- [DATA TO PROCESS]:
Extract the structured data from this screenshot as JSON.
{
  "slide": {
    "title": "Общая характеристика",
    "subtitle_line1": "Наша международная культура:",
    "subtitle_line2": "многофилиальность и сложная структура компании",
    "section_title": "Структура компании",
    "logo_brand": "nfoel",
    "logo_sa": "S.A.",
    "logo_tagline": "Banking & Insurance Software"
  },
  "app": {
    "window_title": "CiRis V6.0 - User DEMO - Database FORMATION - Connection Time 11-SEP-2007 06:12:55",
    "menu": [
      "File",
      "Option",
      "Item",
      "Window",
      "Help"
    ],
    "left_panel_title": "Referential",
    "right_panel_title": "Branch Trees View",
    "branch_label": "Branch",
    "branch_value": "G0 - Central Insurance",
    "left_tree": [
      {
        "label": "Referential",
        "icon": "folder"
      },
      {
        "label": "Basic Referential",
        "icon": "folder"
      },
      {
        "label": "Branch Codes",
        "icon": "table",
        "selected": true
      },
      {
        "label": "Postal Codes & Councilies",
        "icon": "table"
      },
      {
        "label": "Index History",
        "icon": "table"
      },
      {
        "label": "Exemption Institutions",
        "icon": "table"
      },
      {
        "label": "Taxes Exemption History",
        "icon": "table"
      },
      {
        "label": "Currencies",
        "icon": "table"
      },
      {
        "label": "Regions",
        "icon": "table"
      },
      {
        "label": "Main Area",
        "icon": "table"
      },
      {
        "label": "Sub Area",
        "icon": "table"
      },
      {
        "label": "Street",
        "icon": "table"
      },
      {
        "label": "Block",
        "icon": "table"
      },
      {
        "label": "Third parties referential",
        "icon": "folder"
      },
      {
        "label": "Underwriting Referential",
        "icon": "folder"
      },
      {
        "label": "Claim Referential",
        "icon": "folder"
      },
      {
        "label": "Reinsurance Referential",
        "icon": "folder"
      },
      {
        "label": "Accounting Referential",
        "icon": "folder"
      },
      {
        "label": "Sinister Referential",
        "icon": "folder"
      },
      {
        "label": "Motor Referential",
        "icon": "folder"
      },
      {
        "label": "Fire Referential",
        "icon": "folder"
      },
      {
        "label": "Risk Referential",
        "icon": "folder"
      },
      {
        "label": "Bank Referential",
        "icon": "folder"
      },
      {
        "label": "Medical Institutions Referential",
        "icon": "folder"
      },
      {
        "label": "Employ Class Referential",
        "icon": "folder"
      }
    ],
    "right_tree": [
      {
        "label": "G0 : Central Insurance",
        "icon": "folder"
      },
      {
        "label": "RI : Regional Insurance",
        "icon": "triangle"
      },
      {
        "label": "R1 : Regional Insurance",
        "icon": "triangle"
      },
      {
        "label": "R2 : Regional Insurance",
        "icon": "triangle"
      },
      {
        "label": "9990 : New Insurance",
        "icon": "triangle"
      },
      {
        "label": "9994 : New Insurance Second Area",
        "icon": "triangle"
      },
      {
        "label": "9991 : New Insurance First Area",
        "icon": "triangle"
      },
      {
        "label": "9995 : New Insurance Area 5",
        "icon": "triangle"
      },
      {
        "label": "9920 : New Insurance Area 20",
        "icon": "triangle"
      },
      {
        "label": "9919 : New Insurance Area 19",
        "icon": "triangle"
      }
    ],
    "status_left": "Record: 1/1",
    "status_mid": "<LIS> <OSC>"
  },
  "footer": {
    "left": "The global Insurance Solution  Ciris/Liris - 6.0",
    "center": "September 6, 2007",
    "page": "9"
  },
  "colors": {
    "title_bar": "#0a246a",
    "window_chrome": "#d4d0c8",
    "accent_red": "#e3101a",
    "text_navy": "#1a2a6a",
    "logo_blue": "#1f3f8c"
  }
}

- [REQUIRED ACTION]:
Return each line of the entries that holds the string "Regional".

- [WRITTEN RESPONSE]:
        "label": "RI : Regional Insurance",
        "label": "R1 : Regional Insurance",
        "label": "R2 : Regional Insurance",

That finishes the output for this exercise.